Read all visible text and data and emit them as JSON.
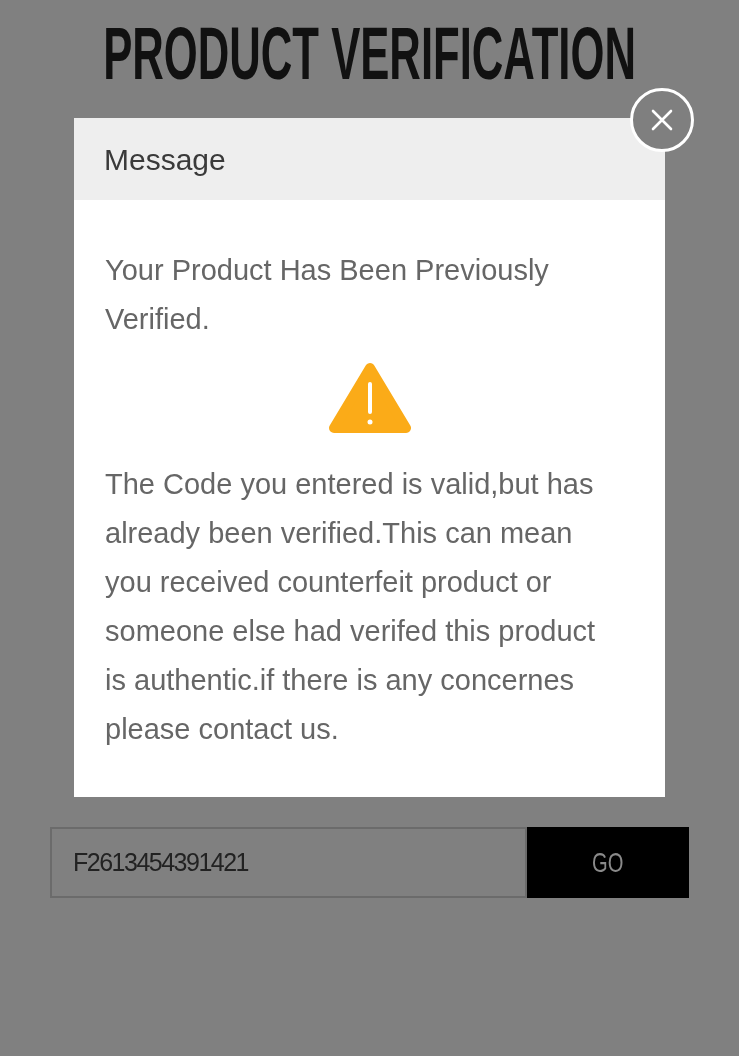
{
  "page": {
    "title": "PRODUCT VERIFICATION"
  },
  "dialog": {
    "title": "Message",
    "heading": "Your Product Has Been Previously Verified.",
    "message": "The Code you entered is valid,but has already been verified.This can mean you received counterfeit product or someone else had verifed this product is authentic.if there is any concernes please contact us."
  },
  "verification_form": {
    "code_field": {
      "value": "F2613454391421"
    },
    "submit_button": "GO"
  }
}
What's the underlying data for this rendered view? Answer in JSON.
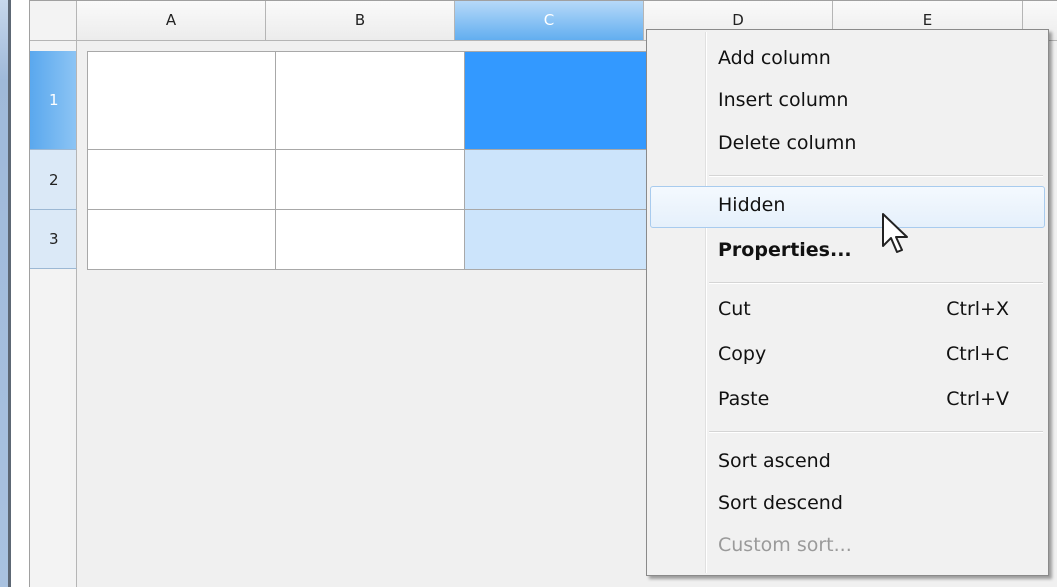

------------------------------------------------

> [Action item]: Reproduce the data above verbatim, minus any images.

> [Task response]:
Read all visible text and data and emit them as JSON.
{
  "page": {
    "title": "PRODUCT VERIFICATION"
  },
  "dialog": {
    "title": "Message",
    "heading": "Your Product Has Been Previously Verified.",
    "message": "The Code you entered is valid,but has already been verified.This can mean you received counterfeit product or someone else had verifed this product is authentic.if there is any concernes please contact us."
  },
  "verification_form": {
    "code_field": {
      "value": "F2613454391421"
    },
    "submit_button": "GO"
  }
}
What's the underlying data for this rendered view? Answer in JSON.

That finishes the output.